He said there is some fear if it’s a very big wave which can hurt you, as these are not like learning waves. “It takes years before you can get into big waves. The surfing talent really exists on the North Coast and Tobago, since children out of places like Balandra, live there. They grow up and are groomed from just listening to the surf as they are born on the beach....For the first time the sport has been acknowledged and the International Olympic Committee has included it into the Tokyo Olympics in 2020.”
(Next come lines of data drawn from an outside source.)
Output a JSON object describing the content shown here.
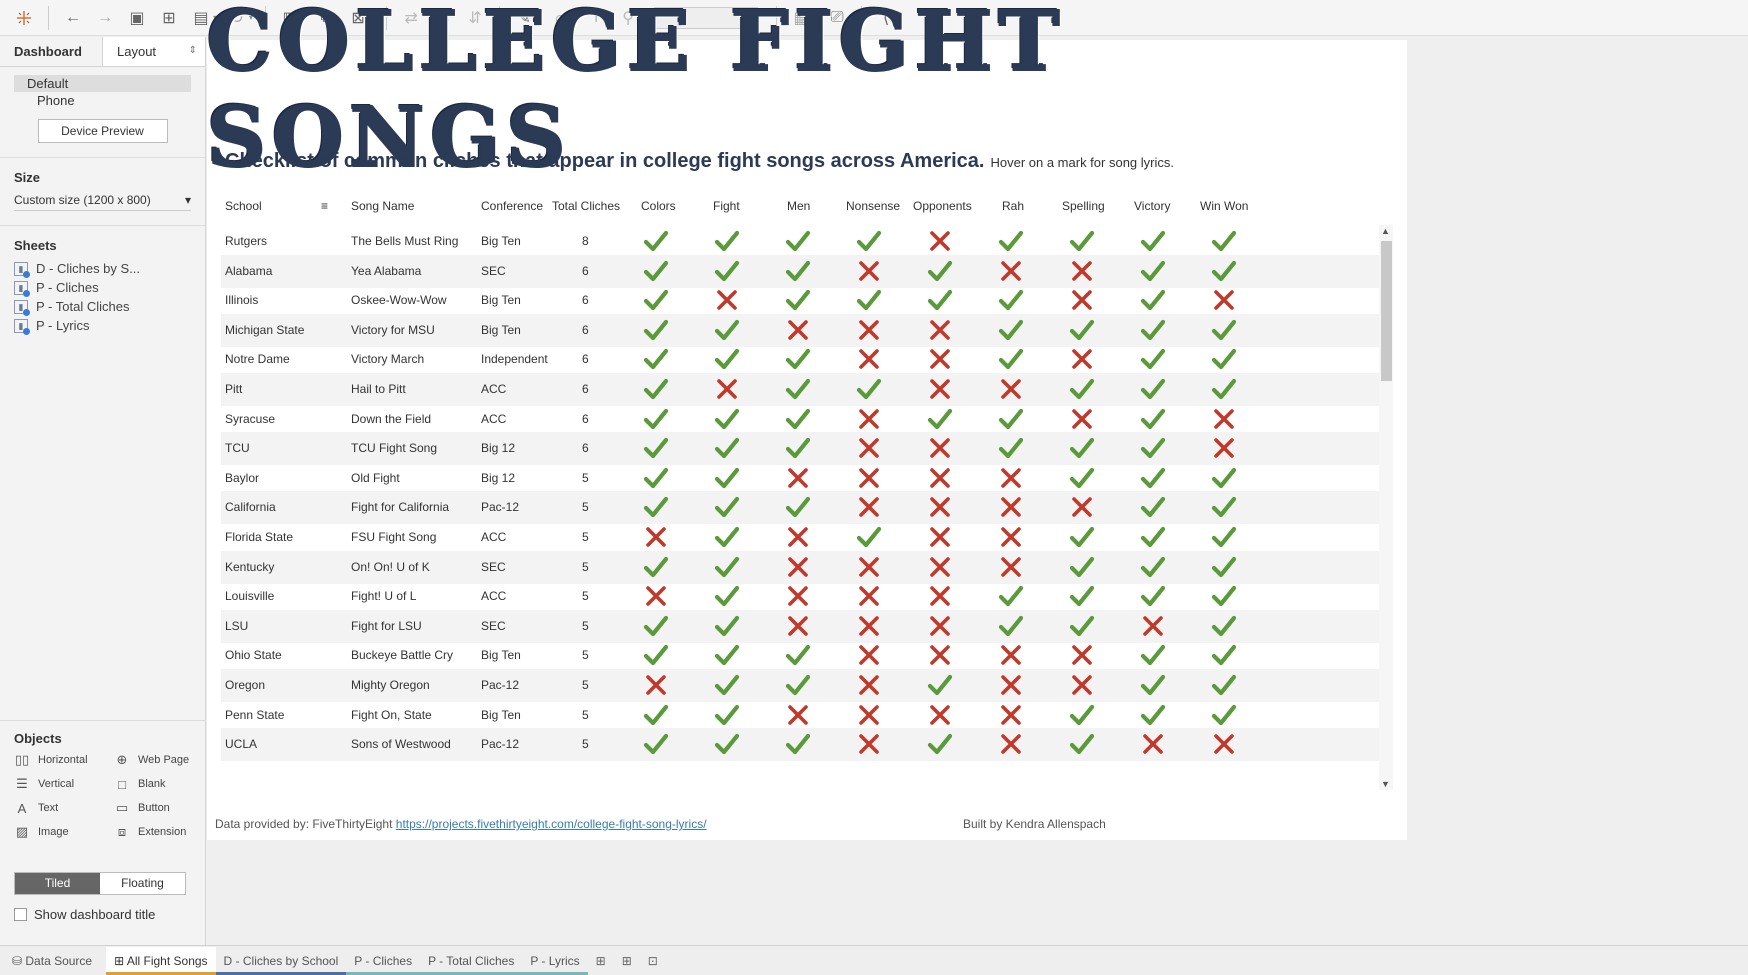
{
  "left_panel": {
    "tabs": [
      "Dashboard",
      "Layout"
    ],
    "devices": [
      "Default",
      "Phone"
    ],
    "device_preview_label": "Device Preview",
    "size_heading": "Size",
    "size_value": "Custom size (1200 x 800)",
    "sheets_heading": "Sheets",
    "sheets": [
      "D - Cliches by S...",
      "P - Cliches",
      "P - Total Cliches",
      "P - Lyrics"
    ],
    "objects_heading": "Objects",
    "objects": [
      {
        "label": "Horizontal",
        "icon": "horizontal-icon"
      },
      {
        "label": "Web Page",
        "icon": "globe-icon"
      },
      {
        "label": "Vertical",
        "icon": "vertical-icon"
      },
      {
        "label": "Blank",
        "icon": "blank-icon"
      },
      {
        "label": "Text",
        "icon": "text-icon"
      },
      {
        "label": "Button",
        "icon": "button-icon"
      },
      {
        "label": "Image",
        "icon": "image-icon"
      },
      {
        "label": "Extension",
        "icon": "extension-icon"
      }
    ],
    "tiled_label": "Tiled",
    "floating_label": "Floating",
    "show_title_label": "Show dashboard title"
  },
  "dashboard": {
    "title": "COLLEGE FIGHT SONGS",
    "subtitle": "Checklist of common cliches that appear in college fight songs across America.",
    "subtitle_hint": "Hover on a mark for song lyrics.",
    "columns": [
      "School",
      "Song Name",
      "Conference",
      "Total Cliches",
      "Colors",
      "Fight",
      "Men",
      "Nonsense",
      "Opponents",
      "Rah",
      "Spelling",
      "Victory",
      "Win Won"
    ],
    "rows": [
      {
        "school": "Rutgers",
        "song": "The Bells Must Ring",
        "conf": "Big Ten",
        "total": "8",
        "marks": [
          1,
          1,
          1,
          1,
          0,
          1,
          1,
          1,
          1
        ]
      },
      {
        "school": "Alabama",
        "song": "Yea Alabama",
        "conf": "SEC",
        "total": "6",
        "marks": [
          1,
          1,
          1,
          0,
          1,
          0,
          0,
          1,
          1
        ]
      },
      {
        "school": "Illinois",
        "song": "Oskee-Wow-Wow",
        "conf": "Big Ten",
        "total": "6",
        "marks": [
          1,
          0,
          1,
          1,
          1,
          1,
          0,
          1,
          0
        ]
      },
      {
        "school": "Michigan State",
        "song": "Victory for MSU",
        "conf": "Big Ten",
        "total": "6",
        "marks": [
          1,
          1,
          0,
          0,
          0,
          1,
          1,
          1,
          1
        ]
      },
      {
        "school": "Notre Dame",
        "song": "Victory March",
        "conf": "Independent",
        "total": "6",
        "marks": [
          1,
          1,
          1,
          0,
          0,
          1,
          0,
          1,
          1
        ]
      },
      {
        "school": "Pitt",
        "song": "Hail to Pitt",
        "conf": "ACC",
        "total": "6",
        "marks": [
          1,
          0,
          1,
          1,
          0,
          0,
          1,
          1,
          1
        ]
      },
      {
        "school": "Syracuse",
        "song": "Down the Field",
        "conf": "ACC",
        "total": "6",
        "marks": [
          1,
          1,
          1,
          0,
          1,
          1,
          0,
          1,
          0
        ]
      },
      {
        "school": "TCU",
        "song": "TCU Fight Song",
        "conf": "Big 12",
        "total": "6",
        "marks": [
          1,
          1,
          1,
          0,
          0,
          1,
          1,
          1,
          0
        ]
      },
      {
        "school": "Baylor",
        "song": "Old Fight",
        "conf": "Big 12",
        "total": "5",
        "marks": [
          1,
          1,
          0,
          0,
          0,
          0,
          1,
          1,
          1
        ]
      },
      {
        "school": "California",
        "song": "Fight for California",
        "conf": "Pac-12",
        "total": "5",
        "marks": [
          1,
          1,
          1,
          0,
          0,
          0,
          0,
          1,
          1
        ]
      },
      {
        "school": "Florida State",
        "song": "FSU Fight Song",
        "conf": "ACC",
        "total": "5",
        "marks": [
          0,
          1,
          0,
          1,
          0,
          0,
          1,
          1,
          1
        ]
      },
      {
        "school": "Kentucky",
        "song": "On! On! U of K",
        "conf": "SEC",
        "total": "5",
        "marks": [
          1,
          1,
          0,
          0,
          0,
          0,
          1,
          1,
          1
        ]
      },
      {
        "school": "Louisville",
        "song": "Fight! U of L",
        "conf": "ACC",
        "total": "5",
        "marks": [
          0,
          1,
          0,
          0,
          0,
          1,
          1,
          1,
          1
        ]
      },
      {
        "school": "LSU",
        "song": "Fight for LSU",
        "conf": "SEC",
        "total": "5",
        "marks": [
          1,
          1,
          0,
          0,
          0,
          1,
          1,
          0,
          1
        ]
      },
      {
        "school": "Ohio State",
        "song": "Buckeye Battle Cry",
        "conf": "Big Ten",
        "total": "5",
        "marks": [
          1,
          1,
          1,
          0,
          0,
          0,
          0,
          1,
          1
        ]
      },
      {
        "school": "Oregon",
        "song": "Mighty Oregon",
        "conf": "Pac-12",
        "total": "5",
        "marks": [
          0,
          1,
          1,
          0,
          1,
          0,
          0,
          1,
          1
        ]
      },
      {
        "school": "Penn State",
        "song": "Fight On, State",
        "conf": "Big Ten",
        "total": "5",
        "marks": [
          1,
          1,
          0,
          0,
          0,
          0,
          1,
          1,
          1
        ]
      },
      {
        "school": "UCLA",
        "song": "Sons of Westwood",
        "conf": "Pac-12",
        "total": "5",
        "marks": [
          1,
          1,
          1,
          0,
          1,
          0,
          1,
          0,
          0
        ]
      }
    ],
    "footer_source": "Data provided by: FiveThirtyEight",
    "footer_link": "https://projects.fivethirtyeight.com/college-fight-song-lyrics/",
    "footer_credit": "Built by Kendra Allenspach"
  },
  "bottom_tabs": [
    {
      "label": "Data Source",
      "color": ""
    },
    {
      "label": "All Fight Songs",
      "color": "orange",
      "active": true
    },
    {
      "label": "D - Cliches by School",
      "color": "blue"
    },
    {
      "label": "P - Cliches",
      "color": "teal"
    },
    {
      "label": "P - Total Cliches",
      "color": "teal"
    },
    {
      "label": "P - Lyrics",
      "color": "teal"
    }
  ],
  "colors": {
    "check": "#5a9a3a",
    "cross": "#c0392b",
    "title": "#2b3a55"
  }
}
As a teenager, Davis went to pursue a course of study in one of the traditional disciplines, business administration, at Palm Beach Community College in Florida. He participated in a contest in France as part of a national team and met the Venezuelan team . “TT being very close to Venezuela, I made friends with them and the guy who made boards sponsored me to get boards made at his factory... When you compete a lot you need plenty of boards.”
Boards are made out of foam for “floatiness” and fibre glass for “strength”. A competitor, unlike the average surfer, must be very particular about the quality of the board and must have it light, whereas the non-competitor wants a stronger board and life out of the board. Davis makes the comparison that “just as no two snowflakes in the world are alike, there are no two boards identically alike, even when it is made on the computer, which is the new age way of making boards so that the end product gets a lot of consistency and speed. Boards have gone through changes in recent years, so the average length is about six feet and weight about six pounds. Light but very strong.”
Davis has surfed in England, France, California, Portugal and other places, and has developed so many friendships and contacts that his boards have reached as far as Australia. The toymaker, as he calls himself, now imports material from California and makes his surfboards right here at home.
Davis is thankful that he learned how to surf, as it has taught him a lot of life lessons, such as how to treat people and how to get along in the water, as it is a kind of brotherhood where everyone has to look out for each other.
“Surfers are like lifeguards as well, and it has happened already in Balandra or Toco, where you pull up on the beach and with the board as a floating device you can get back out to people in difficulty, pull them up on the board and bring them back to shore. And you helped save a life. As a surfer you just try and live well with everybody.”